When selecting a new CMS you definitely want to see the system in action before you sign the contract. A “Proof of Concept” (PoC) is often used as an opportunity to get a detailed demo, but there are many different opinions about what a PoC actually is. Let me clear up some of the confusion.
In our report, Best Practices for Selecting a CMS, we define a PoC in this way and argue that allowing 1 or 2 days should be enough:
A proof of concept is the stage in the process at which you invite a selected vendor to demonstrate the validity of the concept they have outlined in their proposal. Up to this point in the process, most has been on paper. Now it is time to see things in action. This is also an ideal opportunity to meet the vendor team and verify whether the chemistry is right.
Here are some other definitions of a web content management PoC to show that the term can be used in different ways:
- CMS Watch (from the Web CMS Report): “(…) ask your list of vendor finalists to come in to your shop, install their packages on your hardware, and develop some sample templates and workflows that make sense to your team. (…) Note that, whether the proofs can be done concurrently, a proof-of-concept step could add a month or more to your selection cycle.”
- Jed Cawthorne (industry-expert and past J. Boye conference speaker in his feedback when ‘beta testing’ our report): “… neither a one or even a two day visit is what I would refer to as a “Proof of Concept”. (…) I would consider a PoC to be something like what we got involved in at [Organisation]. We got [Vendor] to come in and build a portal environment for us, we went on some training courses and we evaluated it for 3 months (we paid for all this of course!) after which the [Organisation] decision was to not go down the portal route – that to me is a true Proof of Concept.”
- Seth Gottlieb (vendor-neutral analyst in the article POC, Prototype, or Pilot? When and Why): “A Proof of Concept is a small exercise to test a discrete design idea or assumption.”
The PoC is an important step in the selection phase. Nevertheless, it is our opinion that you shouldn’t spend too much time on it. You simply need to find out whether the system and the implementation team live up to your main requirements.

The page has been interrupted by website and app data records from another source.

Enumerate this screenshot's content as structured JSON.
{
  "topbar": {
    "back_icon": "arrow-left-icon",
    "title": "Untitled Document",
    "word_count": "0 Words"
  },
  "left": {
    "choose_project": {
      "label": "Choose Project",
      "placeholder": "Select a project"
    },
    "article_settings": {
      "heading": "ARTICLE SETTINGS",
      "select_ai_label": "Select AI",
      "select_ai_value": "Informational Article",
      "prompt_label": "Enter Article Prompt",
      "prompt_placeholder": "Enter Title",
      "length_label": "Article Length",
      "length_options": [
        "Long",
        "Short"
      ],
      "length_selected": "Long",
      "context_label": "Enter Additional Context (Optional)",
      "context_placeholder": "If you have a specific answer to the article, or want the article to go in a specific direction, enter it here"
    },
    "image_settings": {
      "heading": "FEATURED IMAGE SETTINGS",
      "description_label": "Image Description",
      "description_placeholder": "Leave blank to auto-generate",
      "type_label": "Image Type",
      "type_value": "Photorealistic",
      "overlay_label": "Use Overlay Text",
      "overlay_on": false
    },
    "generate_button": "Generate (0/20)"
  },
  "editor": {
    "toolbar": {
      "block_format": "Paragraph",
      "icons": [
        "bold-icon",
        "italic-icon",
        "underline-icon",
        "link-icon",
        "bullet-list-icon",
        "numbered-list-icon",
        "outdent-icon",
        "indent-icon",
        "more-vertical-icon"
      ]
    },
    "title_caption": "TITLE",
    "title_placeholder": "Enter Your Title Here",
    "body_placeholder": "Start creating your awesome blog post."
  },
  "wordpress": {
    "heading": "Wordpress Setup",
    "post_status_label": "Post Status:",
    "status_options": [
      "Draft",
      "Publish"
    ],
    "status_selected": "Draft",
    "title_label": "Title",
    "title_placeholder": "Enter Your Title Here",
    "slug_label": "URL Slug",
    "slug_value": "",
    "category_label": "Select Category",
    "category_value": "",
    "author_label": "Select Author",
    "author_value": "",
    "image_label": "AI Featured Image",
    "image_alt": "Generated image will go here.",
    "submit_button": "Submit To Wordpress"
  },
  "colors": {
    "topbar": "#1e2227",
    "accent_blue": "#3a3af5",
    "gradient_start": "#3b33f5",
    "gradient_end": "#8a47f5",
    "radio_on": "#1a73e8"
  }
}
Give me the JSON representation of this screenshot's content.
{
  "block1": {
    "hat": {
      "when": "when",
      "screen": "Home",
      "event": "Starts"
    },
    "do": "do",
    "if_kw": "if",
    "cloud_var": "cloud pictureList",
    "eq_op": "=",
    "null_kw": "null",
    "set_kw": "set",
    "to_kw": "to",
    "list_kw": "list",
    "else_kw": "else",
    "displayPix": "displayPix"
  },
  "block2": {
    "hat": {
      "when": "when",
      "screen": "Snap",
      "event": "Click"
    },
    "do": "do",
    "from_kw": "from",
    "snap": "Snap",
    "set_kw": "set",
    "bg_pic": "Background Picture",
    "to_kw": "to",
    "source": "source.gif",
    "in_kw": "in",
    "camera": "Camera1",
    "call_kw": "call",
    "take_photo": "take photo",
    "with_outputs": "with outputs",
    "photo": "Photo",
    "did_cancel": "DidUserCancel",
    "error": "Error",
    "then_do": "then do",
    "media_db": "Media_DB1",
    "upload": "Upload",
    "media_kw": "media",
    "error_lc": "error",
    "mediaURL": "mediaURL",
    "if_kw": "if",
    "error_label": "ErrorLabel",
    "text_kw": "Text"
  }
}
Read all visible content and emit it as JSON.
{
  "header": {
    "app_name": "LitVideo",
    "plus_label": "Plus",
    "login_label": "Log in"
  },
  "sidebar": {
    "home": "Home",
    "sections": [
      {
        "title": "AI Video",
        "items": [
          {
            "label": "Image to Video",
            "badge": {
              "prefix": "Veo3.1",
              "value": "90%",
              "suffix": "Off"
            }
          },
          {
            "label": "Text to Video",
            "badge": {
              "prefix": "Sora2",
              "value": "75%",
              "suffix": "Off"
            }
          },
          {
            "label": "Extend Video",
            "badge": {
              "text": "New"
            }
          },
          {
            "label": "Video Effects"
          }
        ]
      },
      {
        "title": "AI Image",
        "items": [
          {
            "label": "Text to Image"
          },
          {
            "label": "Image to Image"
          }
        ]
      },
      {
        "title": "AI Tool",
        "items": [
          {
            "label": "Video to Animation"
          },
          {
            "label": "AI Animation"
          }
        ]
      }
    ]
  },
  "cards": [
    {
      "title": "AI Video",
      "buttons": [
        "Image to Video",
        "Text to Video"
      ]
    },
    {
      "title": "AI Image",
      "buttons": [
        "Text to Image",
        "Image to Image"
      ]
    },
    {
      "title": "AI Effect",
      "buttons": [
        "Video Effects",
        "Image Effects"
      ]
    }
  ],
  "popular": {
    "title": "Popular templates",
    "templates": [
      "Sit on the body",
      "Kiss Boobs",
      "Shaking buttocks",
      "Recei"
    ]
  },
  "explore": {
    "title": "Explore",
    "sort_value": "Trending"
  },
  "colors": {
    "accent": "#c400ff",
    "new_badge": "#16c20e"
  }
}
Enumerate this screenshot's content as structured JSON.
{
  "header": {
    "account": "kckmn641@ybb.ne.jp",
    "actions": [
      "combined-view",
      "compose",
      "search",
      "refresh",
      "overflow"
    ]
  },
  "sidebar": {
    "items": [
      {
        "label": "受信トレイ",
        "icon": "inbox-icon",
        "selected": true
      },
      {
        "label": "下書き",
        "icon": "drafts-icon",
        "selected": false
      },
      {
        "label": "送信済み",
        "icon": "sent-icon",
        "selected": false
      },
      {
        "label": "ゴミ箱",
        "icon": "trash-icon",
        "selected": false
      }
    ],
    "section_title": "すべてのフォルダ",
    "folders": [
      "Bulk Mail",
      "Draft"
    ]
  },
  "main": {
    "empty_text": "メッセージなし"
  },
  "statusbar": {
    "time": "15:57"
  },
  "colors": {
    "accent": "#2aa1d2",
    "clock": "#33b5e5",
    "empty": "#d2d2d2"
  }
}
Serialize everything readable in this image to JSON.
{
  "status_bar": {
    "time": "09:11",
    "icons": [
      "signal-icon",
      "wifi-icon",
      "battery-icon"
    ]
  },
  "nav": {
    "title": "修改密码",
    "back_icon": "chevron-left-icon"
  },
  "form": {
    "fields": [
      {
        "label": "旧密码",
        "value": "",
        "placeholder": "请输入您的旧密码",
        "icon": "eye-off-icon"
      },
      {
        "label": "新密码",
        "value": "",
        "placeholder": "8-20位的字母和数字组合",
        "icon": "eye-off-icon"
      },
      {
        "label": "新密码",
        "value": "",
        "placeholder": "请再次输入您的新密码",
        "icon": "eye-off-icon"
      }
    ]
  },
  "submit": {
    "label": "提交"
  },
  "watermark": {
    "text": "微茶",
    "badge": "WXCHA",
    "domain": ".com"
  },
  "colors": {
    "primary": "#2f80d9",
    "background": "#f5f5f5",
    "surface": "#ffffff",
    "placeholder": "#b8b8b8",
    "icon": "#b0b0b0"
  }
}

The process outlined by Jed resembles what we refer to as a scoping exercise – which is the next step. A scoping exercise usually takes 1-4 weeks and is carried out before the actual full-blown implementation with one vendor only. This vendor will have been carefully selected on the basis of their answers to the request for proposal and the (short) PoC. As a buyer you pay for the scoping exercise. One important advantage of going through this phase is that it is still possible to pull the plug if the vendor doesn’t meet your expectations. This reduces the risks involved significantly.
This is a reminder that as a buyer, you have to work with – and stick to – a strict and transparent terminology when engaging vendors. They might not define the concepts in the same way you do, so in order to avoid misunderstandings, you should provide a short, concise glossary of the terms you use.